#### Brief:
Write the records below out in full, character for character, with no pictures.

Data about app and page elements
━━━
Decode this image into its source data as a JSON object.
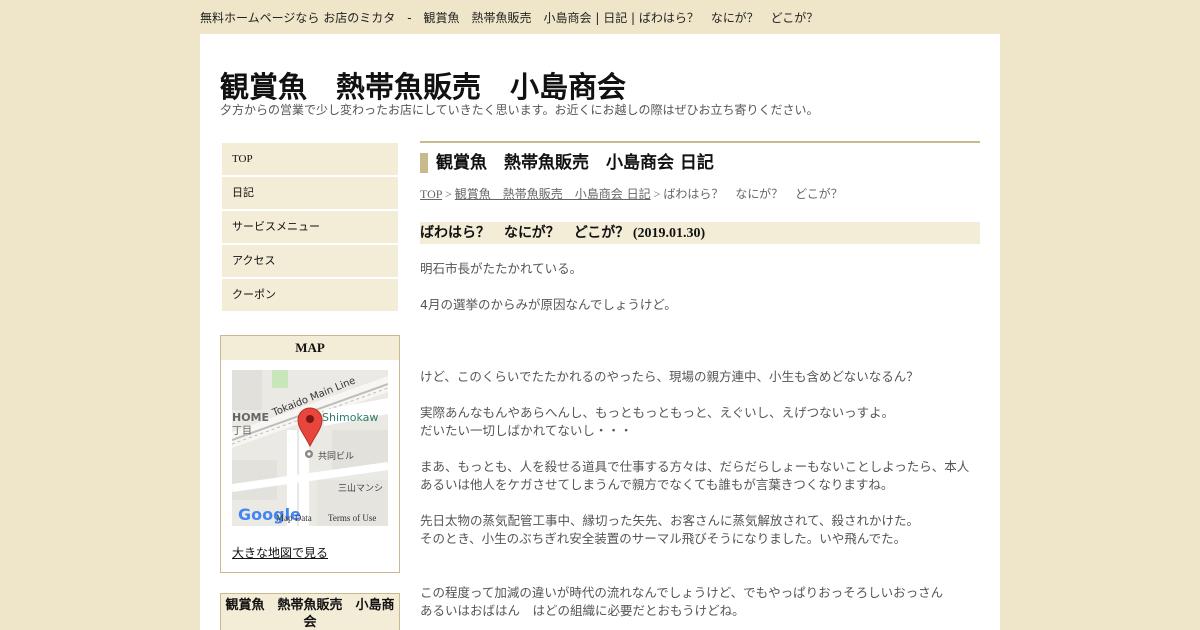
{
  "topbar": {
    "text": "無料ホームページなら お店のミカタ　-　観賞魚　熱帯魚販売　小島商会 | 日記 | ばわはら？　なにが？　どこが？"
  },
  "site": {
    "title": "観賞魚　熱帯魚販売　小島商会",
    "subtitle": "夕方からの営業で少し変わったお店にしていきたく思います。お近くにお越しの際はぜひお立ち寄りください。"
  },
  "nav": {
    "items": [
      "TOP",
      "日記",
      "サービスメニュー",
      "アクセス",
      "クーポン"
    ]
  },
  "map": {
    "heading": "MAP",
    "labels": {
      "line": "Tokaido Main Line",
      "area": "Shimokaw",
      "home": "HOME",
      "chome": "丁目",
      "building1": "共同ビル",
      "building2": "三山マンシ",
      "google": "Google",
      "data": "Map Data",
      "terms": "Terms of Use"
    },
    "link": "大きな地図で見る"
  },
  "shop_box": {
    "heading": "観賞魚　熱帯魚販売　小島商会"
  },
  "main": {
    "title": "観賞魚　熱帯魚販売　小島商会 日記",
    "breadcrumb": {
      "top": "TOP",
      "sep1": " > ",
      "diary": "観賞魚　熱帯魚販売　小島商会 日記",
      "sep2": " > ",
      "current": "ばわはら？　なにが？　どこが？"
    },
    "post": {
      "title": "ばわはら？　なにが？　どこが？",
      "date": "(2019.01.30)",
      "p1": "明石市長がたたかれている。",
      "p2": "4月の選挙のからみが原因なんでしょうけど。",
      "p3": "けど、このくらいでたたかれるのやったら、現場の親方連中、小生も含めどないなるん？",
      "p4a": "実際あんなもんやあらへんし、もっともっともっと、えぐいし、えげつないっすよ。",
      "p4b": "だいたい一切しばかれてないし・・・",
      "p5": "まあ、もっとも、人を殺せる道具で仕事する方々は、だらだらしょーもないことしよったら、本人あるいは他人をケガさせてしまうんで親方でなくても誰もが言葉きつくなりますね。",
      "p6a": "先日太物の蒸気配管工事中、縁切った矢先、お客さんに蒸気解放されて、殺されかけた。",
      "p6b": "そのとき、小生のぶちぎれ安全装置のサーマル飛びそうになりました。いや飛んでた。",
      "p7a": "この程度って加減の違いが時代の流れなんでしょうけど、でもやっぱりおっそろしいおっさん",
      "p7b": "あるいはおばはん　はどの組織に必要だとおもうけどね。"
    }
  },
  "colors": {
    "page_bg": "#efe6c9",
    "accent": "#c8b98e",
    "tint": "#f3ecd7"
  }
}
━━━
#### Task output:
Decode this image into its source data as a JSON object.
{
  "topbar": {
    "text": "無料ホームページなら お店のミカタ　-　観賞魚　熱帯魚販売　小島商会 | 日記 | ばわはら？　なにが？　どこが？"
  },
  "site": {
    "title": "観賞魚　熱帯魚販売　小島商会",
    "subtitle": "夕方からの営業で少し変わったお店にしていきたく思います。お近くにお越しの際はぜひお立ち寄りください。"
  },
  "nav": {
    "items": [
      "TOP",
      "日記",
      "サービスメニュー",
      "アクセス",
      "クーポン"
    ]
  },
  "map": {
    "heading": "MAP",
    "labels": {
      "line": "Tokaido Main Line",
      "area": "Shimokaw",
      "home": "HOME",
      "chome": "丁目",
      "building1": "共同ビル",
      "building2": "三山マンシ",
      "google": "Google",
      "data": "Map Data",
      "terms": "Terms of Use"
    },
    "link": "大きな地図で見る"
  },
  "shop_box": {
    "heading": "観賞魚　熱帯魚販売　小島商会"
  },
  "main": {
    "title": "観賞魚　熱帯魚販売　小島商会 日記",
    "breadcrumb": {
      "top": "TOP",
      "sep1": " > ",
      "diary": "観賞魚　熱帯魚販売　小島商会 日記",
      "sep2": " > ",
      "current": "ばわはら？　なにが？　どこが？"
    },
    "post": {
      "title": "ばわはら？　なにが？　どこが？",
      "date": "(2019.01.30)",
      "p1": "明石市長がたたかれている。",
      "p2": "4月の選挙のからみが原因なんでしょうけど。",
      "p3": "けど、このくらいでたたかれるのやったら、現場の親方連中、小生も含めどないなるん？",
      "p4a": "実際あんなもんやあらへんし、もっともっともっと、えぐいし、えげつないっすよ。",
      "p4b": "だいたい一切しばかれてないし・・・",
      "p5": "まあ、もっとも、人を殺せる道具で仕事する方々は、だらだらしょーもないことしよったら、本人あるいは他人をケガさせてしまうんで親方でなくても誰もが言葉きつくなりますね。",
      "p6a": "先日太物の蒸気配管工事中、縁切った矢先、お客さんに蒸気解放されて、殺されかけた。",
      "p6b": "そのとき、小生のぶちぎれ安全装置のサーマル飛びそうになりました。いや飛んでた。",
      "p7a": "この程度って加減の違いが時代の流れなんでしょうけど、でもやっぱりおっそろしいおっさん",
      "p7b": "あるいはおばはん　はどの組織に必要だとおもうけどね。"
    }
  },
  "colors": {
    "page_bg": "#efe6c9",
    "accent": "#c8b98e",
    "tint": "#f3ecd7"
  }
}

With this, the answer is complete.